The play is also about developing relationships. We find many such connections through these characters as they proceed with the exercises of the class. The most frustrating scene for the players is a recurring one where they are all laying on the floor, trying to connect with one another to find the organic group energy. To feel the flow of natural connection coursing through them as they count in no particular order or timing from one to ten. The frustration builds among them as they get closer and closer to the exercise, having to stop and start over every time someone says a number the same time as someone else.

But the relationships are not always those of the group. We find individual relationships in Schultz (Larry Malkus) and Theresa (Zarah Rautell.) They start as awkward friends, then grow to burgeoning lovers, and fizzle out with a bang until acting together becomes difficult. Malkus plays a good introverted character making his emotions known by holding them in, a strange concept that needs to be seen to be believed. While Rautell plays the eager student, desperate to receive the praise and approval of the group and the teacher. She finds great physical expressions during the exercises, using her whole body to become something or someone else. The raw boiling point between these two characters comes from an opposites exercise; he tasked with saying ‘I want it’ and she with ‘You can’t have it’ and then again with she saying ‘I need to go’ and he saying ‘I want you to stay.’ This particular scene builds in intensity as they use only these words to express themselves, their desperation, frustration and other conflicting emotions until it becomes too much for Rautell’s character and she bolts from the room. It creates a raw moment of compassion as the other students debate as to whether they should go after her to see if she’s all right. These moments mimic actual moments from real acting classes and are so convincing and organic in nature that you almost wouldn’t assume you’re watching a play but rather observing a classroom.
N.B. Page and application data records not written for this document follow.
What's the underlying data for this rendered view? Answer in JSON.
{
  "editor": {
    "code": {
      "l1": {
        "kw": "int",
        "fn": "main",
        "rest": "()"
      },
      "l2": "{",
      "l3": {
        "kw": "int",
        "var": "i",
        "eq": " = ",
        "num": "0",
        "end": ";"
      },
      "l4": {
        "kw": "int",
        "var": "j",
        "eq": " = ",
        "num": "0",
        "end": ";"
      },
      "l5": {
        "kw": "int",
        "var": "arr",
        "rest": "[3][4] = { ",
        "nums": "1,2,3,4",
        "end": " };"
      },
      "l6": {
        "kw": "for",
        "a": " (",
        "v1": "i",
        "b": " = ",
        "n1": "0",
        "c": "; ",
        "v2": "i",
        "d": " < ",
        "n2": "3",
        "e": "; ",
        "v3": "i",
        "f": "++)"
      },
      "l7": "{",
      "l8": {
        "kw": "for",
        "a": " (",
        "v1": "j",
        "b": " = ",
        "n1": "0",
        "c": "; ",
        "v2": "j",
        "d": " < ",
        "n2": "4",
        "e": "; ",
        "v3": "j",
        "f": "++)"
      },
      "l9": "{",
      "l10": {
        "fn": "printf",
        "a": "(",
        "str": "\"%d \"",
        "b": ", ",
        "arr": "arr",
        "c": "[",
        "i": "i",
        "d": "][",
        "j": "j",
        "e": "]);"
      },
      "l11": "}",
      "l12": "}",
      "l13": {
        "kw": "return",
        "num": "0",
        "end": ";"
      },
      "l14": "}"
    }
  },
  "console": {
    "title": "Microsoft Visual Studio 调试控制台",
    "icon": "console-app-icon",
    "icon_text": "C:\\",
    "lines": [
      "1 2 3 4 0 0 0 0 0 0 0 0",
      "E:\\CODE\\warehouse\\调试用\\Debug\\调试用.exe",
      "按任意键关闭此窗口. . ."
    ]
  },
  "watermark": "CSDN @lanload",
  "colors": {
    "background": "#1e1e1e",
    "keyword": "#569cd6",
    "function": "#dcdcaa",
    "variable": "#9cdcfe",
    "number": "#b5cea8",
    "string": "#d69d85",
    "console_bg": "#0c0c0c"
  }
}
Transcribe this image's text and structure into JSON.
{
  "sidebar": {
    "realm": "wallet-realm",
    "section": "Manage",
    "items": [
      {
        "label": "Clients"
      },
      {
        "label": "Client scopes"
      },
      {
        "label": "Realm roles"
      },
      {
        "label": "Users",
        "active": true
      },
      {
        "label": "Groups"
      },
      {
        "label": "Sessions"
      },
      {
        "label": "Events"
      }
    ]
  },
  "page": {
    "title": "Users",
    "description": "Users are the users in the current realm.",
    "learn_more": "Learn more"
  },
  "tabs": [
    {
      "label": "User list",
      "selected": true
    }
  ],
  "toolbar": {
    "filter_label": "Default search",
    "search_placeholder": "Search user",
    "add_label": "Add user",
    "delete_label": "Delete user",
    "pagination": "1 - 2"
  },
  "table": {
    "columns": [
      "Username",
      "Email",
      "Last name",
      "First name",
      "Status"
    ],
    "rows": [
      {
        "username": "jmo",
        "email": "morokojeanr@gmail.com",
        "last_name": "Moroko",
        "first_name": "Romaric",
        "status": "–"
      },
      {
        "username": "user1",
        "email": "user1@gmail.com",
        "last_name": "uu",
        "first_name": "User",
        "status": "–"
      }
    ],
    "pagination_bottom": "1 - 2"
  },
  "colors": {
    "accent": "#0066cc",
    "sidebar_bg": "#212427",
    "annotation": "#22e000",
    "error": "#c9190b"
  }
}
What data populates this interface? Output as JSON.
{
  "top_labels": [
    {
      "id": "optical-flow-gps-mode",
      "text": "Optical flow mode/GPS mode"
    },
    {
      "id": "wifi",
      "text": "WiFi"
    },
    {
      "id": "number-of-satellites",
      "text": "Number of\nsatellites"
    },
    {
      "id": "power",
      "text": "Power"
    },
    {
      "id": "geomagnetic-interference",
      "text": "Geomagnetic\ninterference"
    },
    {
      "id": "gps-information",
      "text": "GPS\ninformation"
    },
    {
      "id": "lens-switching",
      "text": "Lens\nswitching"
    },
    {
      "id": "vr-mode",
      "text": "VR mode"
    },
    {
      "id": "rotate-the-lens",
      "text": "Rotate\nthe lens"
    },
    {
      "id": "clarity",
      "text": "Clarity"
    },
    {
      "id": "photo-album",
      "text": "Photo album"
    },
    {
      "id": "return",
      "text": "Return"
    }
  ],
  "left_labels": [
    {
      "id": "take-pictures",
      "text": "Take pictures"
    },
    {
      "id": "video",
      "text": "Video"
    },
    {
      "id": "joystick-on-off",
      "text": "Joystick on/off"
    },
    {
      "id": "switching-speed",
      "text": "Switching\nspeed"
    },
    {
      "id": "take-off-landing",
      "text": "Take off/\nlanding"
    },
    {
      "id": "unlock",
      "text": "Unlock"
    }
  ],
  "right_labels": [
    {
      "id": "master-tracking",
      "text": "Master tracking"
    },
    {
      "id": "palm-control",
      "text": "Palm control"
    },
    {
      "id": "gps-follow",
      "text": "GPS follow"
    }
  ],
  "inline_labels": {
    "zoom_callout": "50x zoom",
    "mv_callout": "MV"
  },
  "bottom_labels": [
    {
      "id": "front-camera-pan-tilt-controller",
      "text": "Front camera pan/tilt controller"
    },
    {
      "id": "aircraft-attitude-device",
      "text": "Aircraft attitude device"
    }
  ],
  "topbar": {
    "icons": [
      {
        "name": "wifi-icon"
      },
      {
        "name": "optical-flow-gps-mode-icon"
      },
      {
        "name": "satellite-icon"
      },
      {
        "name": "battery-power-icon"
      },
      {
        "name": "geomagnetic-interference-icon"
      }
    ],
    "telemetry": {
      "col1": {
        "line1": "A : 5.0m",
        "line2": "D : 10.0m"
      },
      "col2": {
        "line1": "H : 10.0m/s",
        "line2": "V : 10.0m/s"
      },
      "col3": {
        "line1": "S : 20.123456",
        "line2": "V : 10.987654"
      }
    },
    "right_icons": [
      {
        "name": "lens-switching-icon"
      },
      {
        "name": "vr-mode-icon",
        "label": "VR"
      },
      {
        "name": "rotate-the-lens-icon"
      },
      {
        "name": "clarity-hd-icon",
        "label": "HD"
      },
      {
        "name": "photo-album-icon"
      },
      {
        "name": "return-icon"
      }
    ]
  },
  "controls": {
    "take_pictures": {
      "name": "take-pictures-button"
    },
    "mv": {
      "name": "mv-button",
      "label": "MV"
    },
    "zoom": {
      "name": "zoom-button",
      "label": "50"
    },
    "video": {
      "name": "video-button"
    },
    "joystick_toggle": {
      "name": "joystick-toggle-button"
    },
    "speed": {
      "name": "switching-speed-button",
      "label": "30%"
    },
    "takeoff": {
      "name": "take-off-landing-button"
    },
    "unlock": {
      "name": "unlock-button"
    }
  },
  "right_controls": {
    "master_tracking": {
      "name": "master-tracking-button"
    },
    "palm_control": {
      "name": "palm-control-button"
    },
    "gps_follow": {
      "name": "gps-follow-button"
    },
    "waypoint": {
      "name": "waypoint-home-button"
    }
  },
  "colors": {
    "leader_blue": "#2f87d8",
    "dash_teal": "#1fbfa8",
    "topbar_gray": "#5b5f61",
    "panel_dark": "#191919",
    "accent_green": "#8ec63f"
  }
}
The Cast of 'Circle Mirror Transformation.' Photo courtesy of Fells Point Corner Theatre.

The actors take on challenge after challenge as this show progresses through time without necessarily being linear. James (Thom Sinn) is perhaps the character that shows the least surface progress with his acting but the most growth of his internal self. Sinn offers a comic approach to his lines, and approaches each of the exercises with a full bodied physicality that allows him to easily express his emotions. Lauren (Kelly Fuller) is the opposite – rather than having comic timing and humor she lets her frustration and insecurities do the talking. Fuller is the despondent student who thinks the exercises are hokey and asks the perpetual question that all beginning acting students ask “Are we going to do any real acting?” She too is comical in her own right without trying to be and shows a growth in her character from the beginning of the show to the end.

The show is always performed close to two hours without an intermission, but if it’s possible  – there are several places where an intermission could have easily been inserted as the piece is not a momentum builder – each scene building its own climax and completing before moving onto the next. It wouldn’t have disrupted the pace of the show and would have alleviated some of the strain on the audience had there been an intermission.
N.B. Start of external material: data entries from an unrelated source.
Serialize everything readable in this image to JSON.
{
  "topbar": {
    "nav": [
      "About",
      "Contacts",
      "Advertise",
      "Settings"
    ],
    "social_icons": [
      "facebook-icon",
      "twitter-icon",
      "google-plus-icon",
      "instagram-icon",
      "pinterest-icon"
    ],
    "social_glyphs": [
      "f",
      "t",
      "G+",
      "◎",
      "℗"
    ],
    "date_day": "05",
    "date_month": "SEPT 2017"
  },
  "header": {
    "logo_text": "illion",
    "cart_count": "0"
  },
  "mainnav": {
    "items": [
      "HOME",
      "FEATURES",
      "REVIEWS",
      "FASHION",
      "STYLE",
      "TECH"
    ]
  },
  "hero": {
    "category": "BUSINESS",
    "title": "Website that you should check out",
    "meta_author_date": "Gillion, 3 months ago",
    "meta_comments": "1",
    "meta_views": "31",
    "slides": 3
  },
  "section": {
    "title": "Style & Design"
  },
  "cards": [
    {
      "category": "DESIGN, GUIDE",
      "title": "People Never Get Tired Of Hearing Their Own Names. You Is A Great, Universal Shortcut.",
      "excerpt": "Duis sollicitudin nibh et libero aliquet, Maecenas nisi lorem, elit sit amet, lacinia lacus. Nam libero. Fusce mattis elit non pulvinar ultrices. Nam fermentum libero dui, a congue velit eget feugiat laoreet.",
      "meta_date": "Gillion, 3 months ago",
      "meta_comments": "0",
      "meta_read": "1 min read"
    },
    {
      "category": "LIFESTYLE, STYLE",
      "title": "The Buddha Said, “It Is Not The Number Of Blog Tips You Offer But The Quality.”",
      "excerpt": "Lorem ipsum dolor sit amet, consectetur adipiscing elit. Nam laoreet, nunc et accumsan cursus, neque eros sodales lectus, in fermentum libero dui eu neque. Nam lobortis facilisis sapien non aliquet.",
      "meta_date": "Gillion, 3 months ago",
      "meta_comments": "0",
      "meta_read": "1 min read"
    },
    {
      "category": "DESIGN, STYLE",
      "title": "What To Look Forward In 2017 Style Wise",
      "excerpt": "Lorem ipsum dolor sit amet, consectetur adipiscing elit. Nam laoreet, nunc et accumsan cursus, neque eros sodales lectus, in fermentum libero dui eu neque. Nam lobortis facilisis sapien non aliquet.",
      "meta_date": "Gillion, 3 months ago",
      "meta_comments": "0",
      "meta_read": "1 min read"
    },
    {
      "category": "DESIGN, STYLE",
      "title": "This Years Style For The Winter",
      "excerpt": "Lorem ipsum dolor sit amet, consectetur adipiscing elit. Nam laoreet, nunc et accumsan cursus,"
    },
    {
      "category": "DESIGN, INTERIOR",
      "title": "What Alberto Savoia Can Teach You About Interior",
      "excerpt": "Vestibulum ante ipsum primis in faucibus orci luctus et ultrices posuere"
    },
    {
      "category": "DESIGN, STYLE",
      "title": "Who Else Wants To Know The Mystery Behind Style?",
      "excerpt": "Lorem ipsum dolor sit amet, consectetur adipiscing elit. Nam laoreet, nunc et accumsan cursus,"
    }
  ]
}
So if you’re an actor — come see this show to revisit those first few craft classes, and this time you can laugh because it’s them on stage experiencing the awkwardness. And if you have an actor in your life, be it friend, family, relationship bring them with you to see Circle Mirror Transformation to better understand them.
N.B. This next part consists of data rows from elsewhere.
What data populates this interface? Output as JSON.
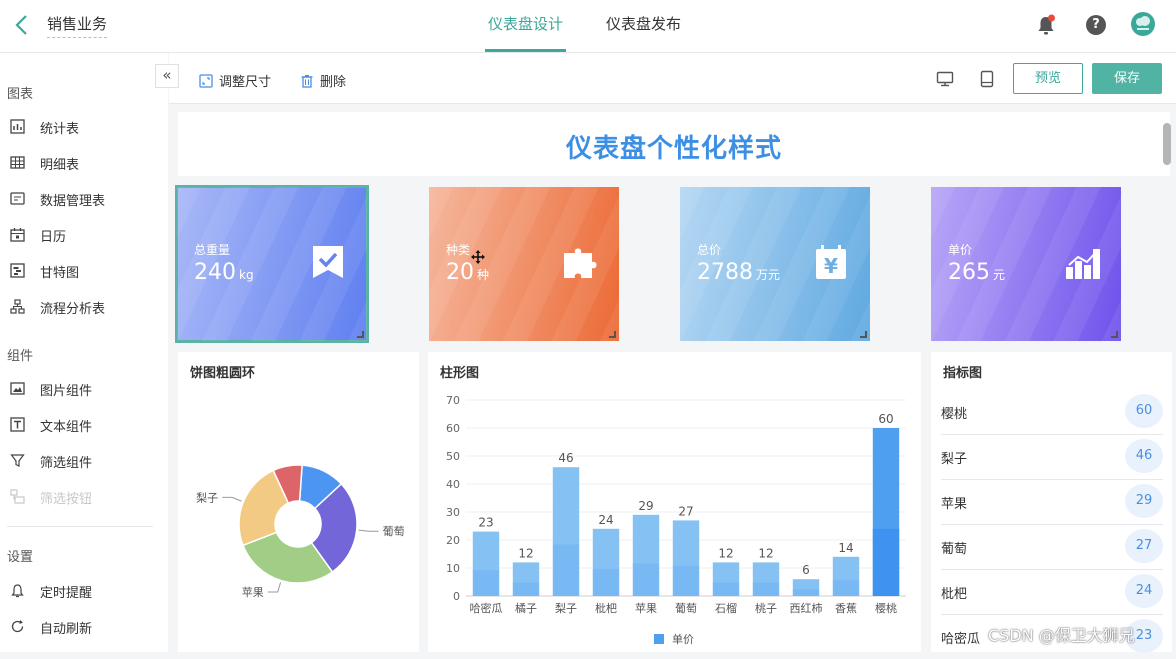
{
  "header": {
    "app_title": "销售业务",
    "tabs": [
      {
        "label": "仪表盘设计",
        "active": true
      },
      {
        "label": "仪表盘发布",
        "active": false
      }
    ],
    "icons": [
      "bell-icon",
      "help-icon",
      "avatar"
    ],
    "help_glyph": "?"
  },
  "sidebar": {
    "sections": [
      {
        "label": "图表",
        "items": [
          {
            "label": "统计表",
            "icon": "stats-table-icon"
          },
          {
            "label": "明细表",
            "icon": "detail-table-icon"
          },
          {
            "label": "数据管理表",
            "icon": "data-manage-icon"
          },
          {
            "label": "日历",
            "icon": "calendar-icon"
          },
          {
            "label": "甘特图",
            "icon": "gantt-icon"
          },
          {
            "label": "流程分析表",
            "icon": "flow-icon"
          }
        ]
      },
      {
        "label": "组件",
        "items": [
          {
            "label": "图片组件",
            "icon": "image-icon"
          },
          {
            "label": "文本组件",
            "icon": "text-icon"
          },
          {
            "label": "筛选组件",
            "icon": "filter-icon"
          },
          {
            "label": "筛选按钮",
            "icon": "filter-button-icon",
            "disabled": true
          }
        ]
      },
      {
        "label": "设置",
        "items": [
          {
            "label": "定时提醒",
            "icon": "bell-outline-icon"
          },
          {
            "label": "自动刷新",
            "icon": "refresh-icon"
          }
        ]
      }
    ],
    "collapse_glyph": "«"
  },
  "toolbar": {
    "resize_label": "调整尺寸",
    "delete_label": "删除",
    "preview_label": "预览",
    "save_label": "保存"
  },
  "dashboard": {
    "title": "仪表盘个性化样式",
    "kpis": [
      {
        "label": "总重量",
        "value": "240",
        "unit": "kg",
        "icon": "check-badge-icon",
        "colors": [
          "#a9b8f7",
          "#5f7ff0"
        ]
      },
      {
        "label": "种类",
        "value": "20",
        "unit": "种",
        "icon": "puzzle-icon",
        "colors": [
          "#f5b79d",
          "#ec6a35"
        ]
      },
      {
        "label": "总价",
        "value": "2788",
        "unit": "万元",
        "icon": "yen-icon",
        "colors": [
          "#b5d7f3",
          "#5fa9e1"
        ]
      },
      {
        "label": "单价",
        "value": "265",
        "unit": "元",
        "icon": "bar-chart-icon",
        "colors": [
          "#b8a6f7",
          "#6f52ec"
        ]
      }
    ],
    "pie_title": "饼图粗圆环",
    "bar_title": "柱形图",
    "index_title": "指标图",
    "index_rows": [
      {
        "name": "樱桃",
        "value": "60"
      },
      {
        "name": "梨子",
        "value": "46"
      },
      {
        "name": "苹果",
        "value": "29"
      },
      {
        "name": "葡萄",
        "value": "27"
      },
      {
        "name": "枇杷",
        "value": "24"
      },
      {
        "name": "哈密瓜",
        "value": "23"
      }
    ]
  },
  "chart_data": [
    {
      "type": "pie",
      "title": "饼图粗圆环",
      "labels": [
        "",
        "葡萄",
        "苹果",
        "梨子",
        ""
      ],
      "values": [
        12,
        27,
        29,
        24,
        8
      ],
      "colors": [
        "#4d95f2",
        "#7266d8",
        "#a2cd87",
        "#f3ca84",
        "#dd6468"
      ]
    },
    {
      "type": "bar",
      "title": "柱形图",
      "categories": [
        "哈密瓜",
        "橘子",
        "梨子",
        "枇杷",
        "苹果",
        "葡萄",
        "石榴",
        "桃子",
        "西红柿",
        "香蕉",
        "樱桃"
      ],
      "series": [
        {
          "name": "单价",
          "values": [
            23,
            12,
            46,
            24,
            29,
            27,
            12,
            12,
            6,
            14,
            60
          ]
        }
      ],
      "ylim": [
        0,
        70
      ],
      "yticks": [
        0,
        10,
        20,
        30,
        40,
        50,
        60,
        70
      ],
      "colors": {
        "light": "#86c1f4",
        "dark": "#4e9ff0",
        "highlight": "#3f93f0"
      }
    }
  ],
  "watermark": "CSDN @保卫大狮兄"
}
Running Time: 110 minutes, with no intermission.

Circle Mirror Transformation plays through April 8, 2012 at the Fells Point Corner Theatre – 251 South Ann Street, in Baltimore, MD. For tickets, call the box office at (410) 276-7837, or purchase them online.

Featured Picture: (l to r in a top to bottom order): Schultz (Larry Malkus), Theresa (Zarah Rautell), Marty (Lynda McClary), James (Thom Sinn), and Lauren (Kelly Fuller). Photo courtesy of Fells Point Corner Theatre.